The baby was due in April so I thought I'd get a ring with the birthstone for April, which turned out to be diamond. Today I found the ring (I pick it up next Wednesday). I love the flower shape as it seems to symbolise life and the beading around the diamonds looks to me like a cluster of tears around the stone in the middle.

It feels a bit like giving in to consumerism (solving your problems by buying something), but looking on the internet it also seems to be the gut instinct of many other women in my situation.





Friday, October 11, 2013

How did Vatican II affect the Catholic church in Australia?


I mentioned to someone that I had to write an assignment on the impact of Vatican II on the Church in Australia and their immediate response was "everyone stopped going!" I must admit I thought they were right but having done a bit of research apparently they're not. It seems that the exodus from the church began in the late 1950s (Vatican II went from 1962-1965) after a big increase in churchgoing after the war, Vatican II created a lot of enthusiasm and probably slowed the decline.

The main effects on the church were:

Ecumenism - it became OK for Catholics to attend Anglican weddings, funerals and other services. Catholics weren't treated with as much suspicion by other Christians.

Lay (non clergy) involvement in parishes - men could be readers, parish councils were started, Bible study group and liturgical committees sprang up.

Changes to the liturgy - Mass was said in English not Latin, Prayers of the Faithful were added, hymn singing was encouraged.

A drop in vocations and lots of nuns and priests leaving - there doesn't seem to be any one reason for this, but it obviously reached some sort of tipping point where it was no longer shocking for people to leave religious life and therefore many did.
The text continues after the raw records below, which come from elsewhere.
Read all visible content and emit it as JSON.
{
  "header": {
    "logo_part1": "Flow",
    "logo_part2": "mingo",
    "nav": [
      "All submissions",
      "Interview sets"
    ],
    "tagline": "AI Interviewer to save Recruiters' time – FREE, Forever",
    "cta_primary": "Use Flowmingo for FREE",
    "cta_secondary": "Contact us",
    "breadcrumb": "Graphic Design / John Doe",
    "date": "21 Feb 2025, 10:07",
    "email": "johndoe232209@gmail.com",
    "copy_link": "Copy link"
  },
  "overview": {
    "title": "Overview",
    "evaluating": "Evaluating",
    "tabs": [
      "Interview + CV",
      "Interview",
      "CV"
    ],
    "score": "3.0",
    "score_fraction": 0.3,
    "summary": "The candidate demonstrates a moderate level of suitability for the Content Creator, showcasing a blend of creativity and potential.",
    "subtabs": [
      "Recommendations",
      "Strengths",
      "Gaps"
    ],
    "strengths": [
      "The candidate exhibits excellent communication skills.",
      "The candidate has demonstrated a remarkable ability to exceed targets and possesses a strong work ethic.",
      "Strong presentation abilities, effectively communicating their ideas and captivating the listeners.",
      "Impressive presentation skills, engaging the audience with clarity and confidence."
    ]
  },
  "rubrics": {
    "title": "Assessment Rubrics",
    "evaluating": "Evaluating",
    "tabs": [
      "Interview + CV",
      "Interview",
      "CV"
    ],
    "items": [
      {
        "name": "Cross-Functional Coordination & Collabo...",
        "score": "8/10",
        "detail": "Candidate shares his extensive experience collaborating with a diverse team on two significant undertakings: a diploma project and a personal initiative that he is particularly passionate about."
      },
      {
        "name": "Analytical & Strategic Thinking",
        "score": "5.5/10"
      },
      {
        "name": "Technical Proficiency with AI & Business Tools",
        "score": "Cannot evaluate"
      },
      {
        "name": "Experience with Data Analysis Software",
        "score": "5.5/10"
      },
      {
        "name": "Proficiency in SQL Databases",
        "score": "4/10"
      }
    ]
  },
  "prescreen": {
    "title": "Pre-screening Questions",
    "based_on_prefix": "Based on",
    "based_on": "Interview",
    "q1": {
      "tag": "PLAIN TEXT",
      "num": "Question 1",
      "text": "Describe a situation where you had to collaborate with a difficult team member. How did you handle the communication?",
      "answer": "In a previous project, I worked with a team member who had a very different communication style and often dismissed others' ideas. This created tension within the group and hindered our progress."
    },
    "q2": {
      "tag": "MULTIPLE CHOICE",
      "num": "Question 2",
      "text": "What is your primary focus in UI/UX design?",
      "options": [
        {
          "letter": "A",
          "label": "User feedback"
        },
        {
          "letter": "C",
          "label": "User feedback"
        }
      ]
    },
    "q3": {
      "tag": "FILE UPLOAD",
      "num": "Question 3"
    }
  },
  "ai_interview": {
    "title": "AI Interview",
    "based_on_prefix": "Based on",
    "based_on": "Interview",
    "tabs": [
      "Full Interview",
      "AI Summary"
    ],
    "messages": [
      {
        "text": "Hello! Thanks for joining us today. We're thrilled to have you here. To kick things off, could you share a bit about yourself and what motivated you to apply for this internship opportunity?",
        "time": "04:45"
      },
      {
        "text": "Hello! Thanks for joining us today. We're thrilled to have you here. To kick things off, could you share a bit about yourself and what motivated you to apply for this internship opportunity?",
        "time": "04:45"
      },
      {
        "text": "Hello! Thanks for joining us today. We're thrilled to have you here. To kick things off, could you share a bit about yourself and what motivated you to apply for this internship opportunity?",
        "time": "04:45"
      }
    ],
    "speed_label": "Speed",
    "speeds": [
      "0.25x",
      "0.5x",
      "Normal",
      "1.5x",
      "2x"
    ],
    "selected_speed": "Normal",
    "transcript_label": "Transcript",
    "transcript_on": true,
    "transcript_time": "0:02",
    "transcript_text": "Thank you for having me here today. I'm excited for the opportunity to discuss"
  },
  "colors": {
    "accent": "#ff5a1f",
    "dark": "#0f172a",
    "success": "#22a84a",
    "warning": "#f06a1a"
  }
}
It was a time of great change both in the church and in the world (the swinging 60s). Some priests and religious (nuns and monks) thought the changes in the church were happening too fast while others were frustrated that they were happening too slowly.

Catholic schools got lay teachers rather than religious -  this was partly down to Vatican II and partly due to other factors. Vatican II encouraged religious orders to return to their original charism which was often not teaching, it also led to large numbers of religious leaving their orders. The large number of children during the baby boom years put pressure on all schools. Public funding for Catholic Schools was reintroduced in the 70s (ninety years after it was withdrawn) which meant schools could afford to employee lay teacher and no longer needed to rely on religious as a cheap labour force.

I was a bit disappointed not to find some simple reason why so many priests and nuns gave up their vocations, though I did find out that many of them ended up back in teaching or working for the Catholic Education Office. I guess it's like asking why so many people get divorced. Each case is unique and in each case there are often multiple reasons. If I had to give one reason it would be dissatisfaction with the church i.e. there was some aspects of their way of life that they wanted to see change that didn't, or wanted to stay the same and it didn't. If you're happily married you don't get divorced and a priest or nun who is happy is unlikely to leave.